Roads to nowhere

Meher Marfatia  “Help, it’s hot!”

“It’s scorching, yes. And you coming in—you big black stretch of road cutting into the middle of my mossy paths— will make it hotter still. I’m a garden. I cool things down.”

“Hey, I’m PMB. Polymer modified bitumen. The best bet to make Mumbai a smart city. So strong, I’m used on runways. I increase the life of roads, I prevent potholes. They mix me into all new construction.”

“You mean all new destruction.”

“Oh stop grumbling, move with the times, my friend. Accept that the authorities are going to have many more of my kind. You can’t stall progress.”

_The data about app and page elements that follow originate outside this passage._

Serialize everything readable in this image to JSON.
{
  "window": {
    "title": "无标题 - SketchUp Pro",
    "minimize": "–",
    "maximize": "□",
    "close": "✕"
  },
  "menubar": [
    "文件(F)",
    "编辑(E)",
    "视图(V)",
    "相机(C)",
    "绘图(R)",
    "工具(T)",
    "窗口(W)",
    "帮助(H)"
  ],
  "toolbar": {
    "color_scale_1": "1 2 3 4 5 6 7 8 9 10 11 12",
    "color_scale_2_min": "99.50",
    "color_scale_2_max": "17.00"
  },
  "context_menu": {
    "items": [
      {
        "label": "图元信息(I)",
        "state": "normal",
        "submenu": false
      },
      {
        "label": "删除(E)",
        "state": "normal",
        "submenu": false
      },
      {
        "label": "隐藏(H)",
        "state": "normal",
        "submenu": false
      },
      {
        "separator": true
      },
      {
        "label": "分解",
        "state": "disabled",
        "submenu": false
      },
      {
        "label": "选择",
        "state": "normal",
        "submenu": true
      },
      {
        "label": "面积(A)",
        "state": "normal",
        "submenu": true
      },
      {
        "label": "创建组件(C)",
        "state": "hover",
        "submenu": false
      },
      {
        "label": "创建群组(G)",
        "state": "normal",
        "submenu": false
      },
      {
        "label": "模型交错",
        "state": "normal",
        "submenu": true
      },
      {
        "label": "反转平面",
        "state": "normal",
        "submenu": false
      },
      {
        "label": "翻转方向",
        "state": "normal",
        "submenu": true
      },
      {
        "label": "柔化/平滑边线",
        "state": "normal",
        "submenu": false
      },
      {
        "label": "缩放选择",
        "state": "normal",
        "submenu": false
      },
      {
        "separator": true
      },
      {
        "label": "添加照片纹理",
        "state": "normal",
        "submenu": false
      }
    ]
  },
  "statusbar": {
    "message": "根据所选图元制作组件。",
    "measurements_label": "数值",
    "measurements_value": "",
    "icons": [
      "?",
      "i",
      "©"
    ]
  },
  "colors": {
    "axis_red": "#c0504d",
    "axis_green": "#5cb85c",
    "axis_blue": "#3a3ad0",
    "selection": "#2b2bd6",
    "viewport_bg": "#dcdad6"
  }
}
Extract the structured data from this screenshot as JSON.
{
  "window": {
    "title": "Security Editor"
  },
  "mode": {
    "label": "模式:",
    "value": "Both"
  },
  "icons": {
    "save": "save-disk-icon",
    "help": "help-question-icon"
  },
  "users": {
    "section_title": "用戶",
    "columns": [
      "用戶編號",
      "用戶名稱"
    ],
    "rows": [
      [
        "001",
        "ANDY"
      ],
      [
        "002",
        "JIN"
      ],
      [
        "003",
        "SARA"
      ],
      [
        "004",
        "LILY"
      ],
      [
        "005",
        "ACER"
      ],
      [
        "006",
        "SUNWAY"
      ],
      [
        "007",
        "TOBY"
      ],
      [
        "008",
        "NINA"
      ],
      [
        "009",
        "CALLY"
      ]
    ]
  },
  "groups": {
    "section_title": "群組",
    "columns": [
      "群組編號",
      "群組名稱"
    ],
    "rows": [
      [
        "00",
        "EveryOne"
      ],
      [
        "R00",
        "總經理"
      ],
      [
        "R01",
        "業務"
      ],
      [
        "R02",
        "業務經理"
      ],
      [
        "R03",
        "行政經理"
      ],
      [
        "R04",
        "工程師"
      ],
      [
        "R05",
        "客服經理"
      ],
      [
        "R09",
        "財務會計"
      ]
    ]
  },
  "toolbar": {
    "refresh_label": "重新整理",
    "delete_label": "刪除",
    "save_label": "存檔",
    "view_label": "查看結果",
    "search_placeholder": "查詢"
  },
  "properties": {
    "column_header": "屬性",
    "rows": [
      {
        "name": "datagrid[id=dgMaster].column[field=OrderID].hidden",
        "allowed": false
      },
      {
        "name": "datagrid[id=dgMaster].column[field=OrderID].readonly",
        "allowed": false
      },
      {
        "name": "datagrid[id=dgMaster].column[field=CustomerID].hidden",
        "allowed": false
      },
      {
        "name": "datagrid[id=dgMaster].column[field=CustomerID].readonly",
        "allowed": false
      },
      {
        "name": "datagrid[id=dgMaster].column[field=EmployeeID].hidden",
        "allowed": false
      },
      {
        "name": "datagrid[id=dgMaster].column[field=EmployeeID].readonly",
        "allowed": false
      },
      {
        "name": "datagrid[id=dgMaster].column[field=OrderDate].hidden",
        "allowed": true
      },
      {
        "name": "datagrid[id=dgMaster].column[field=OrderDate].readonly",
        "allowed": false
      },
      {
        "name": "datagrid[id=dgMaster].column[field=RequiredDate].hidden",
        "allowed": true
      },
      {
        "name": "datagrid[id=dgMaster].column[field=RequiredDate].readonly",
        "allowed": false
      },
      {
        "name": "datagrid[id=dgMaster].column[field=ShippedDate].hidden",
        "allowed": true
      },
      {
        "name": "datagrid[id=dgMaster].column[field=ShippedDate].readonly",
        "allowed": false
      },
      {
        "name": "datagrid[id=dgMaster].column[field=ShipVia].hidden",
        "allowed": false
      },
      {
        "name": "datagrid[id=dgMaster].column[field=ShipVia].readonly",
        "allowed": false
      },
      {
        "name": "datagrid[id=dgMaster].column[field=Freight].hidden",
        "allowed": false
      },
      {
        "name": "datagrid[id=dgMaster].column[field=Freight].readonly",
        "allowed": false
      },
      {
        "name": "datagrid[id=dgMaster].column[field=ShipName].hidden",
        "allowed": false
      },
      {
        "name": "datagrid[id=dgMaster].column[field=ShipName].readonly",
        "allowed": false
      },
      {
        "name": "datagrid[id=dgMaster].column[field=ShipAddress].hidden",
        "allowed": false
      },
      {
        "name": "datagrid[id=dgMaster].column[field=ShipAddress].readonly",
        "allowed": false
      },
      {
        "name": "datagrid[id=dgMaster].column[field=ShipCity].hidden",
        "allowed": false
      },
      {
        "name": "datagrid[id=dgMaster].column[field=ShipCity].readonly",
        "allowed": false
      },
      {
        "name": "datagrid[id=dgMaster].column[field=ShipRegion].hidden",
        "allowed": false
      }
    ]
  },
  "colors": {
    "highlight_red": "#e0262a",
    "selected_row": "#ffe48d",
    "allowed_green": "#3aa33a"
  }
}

“Their development plans spell death for everyone, children first. It’s hardly just leafy spaces like mine they’re after. They plough roads through museums, cinemas and churches. Where kids learn, are entertained and pray.”

“Get real. How many kids walk in the park today? How many of them pray? Museums bore them. They watch pirated films on laptops. Plus I have social skills. I totally connect. Road networks link points A to B to Zee, put people in instant touch with each other.”

“Instant! The slow crawl of traffic piling for long hours on every inch of you, even flyovers and freeways, pollutes and chokes.”

“The more roads get built, the less bumper-to-bumper cars you need worry about.”

“Added roads create worse jams. You congest. You clog. You kill. One of my willows really wept yesterday when a young pregnant woman sat in its shade with the newspaper. Looking over her shoulder this lovely tree read that pollution is making women deliver underweight babies. Sad kids who grow up feeling no pride for a once grand place the world would call Urbs prima in Indis. Now a city that’s all hype, no heart.”   

 “Quit protesting. In any case you have the upper position. Flowers from bougainvillea bushes planted on either side of me will fall to cover me in a carpet.”

“That’s in summer. One rain shower and the blooms will drop. Each acre of mine has sheltering trees that rustle softly in the wind. I soothe the stressed, relax the restless. We know what happens to those with no chance to roam through me.

Frustrated students take their own lives, frustrated cops take others’. Everyone works without sleep, without peace.”
“That’s their weakness. Leave the government to do its job. Let them have hawkers’ zones, buy votes whichever way they want. What’s the big deal about footpaths some silly citizen groups fight to keep? The poor simply sleep on them to be run over by the drunken rich. You’ll also see sleeker public transport soon zipping across miles of me.”   

“Don’t talk of public transport. Children are molested and flung out of buses and their families are told that is God’s will.”
“Ah, what happened in another state won’t in ours. Blame the Punjab chief minister. Amchi Mumbai is always safer.”
“Amchi Mumbai is Shanghaied, doomed, done for. You think I’m this prissy park struggling to save my small patch of green. But we’re all sitting ducks, magnets for disaster, waiting to incur the wrath of Nature. Carving coastal routes can bring us tsunamis. Digging deep to crisscross roads might tempt the wraith of Nepal here.”    

“Wraith of Nepal, wrath of Nature—such rubbish you spout! Melodramatic, morose... That’s enough. Make a joyful noise.”
“You better tell those vehicles not to do that. It’s ‘Horn Not OK Please’ these days.”

Meher Marfatia is the author of 10 books for children and two for parents. She has mothered her own kids well past the terrible twos and almost past the troubled teens.

Reach her at:mehermarfatia@gmail.com

You May Like

MORE FROM JAGRAN

0 Comments

    Leave a Reply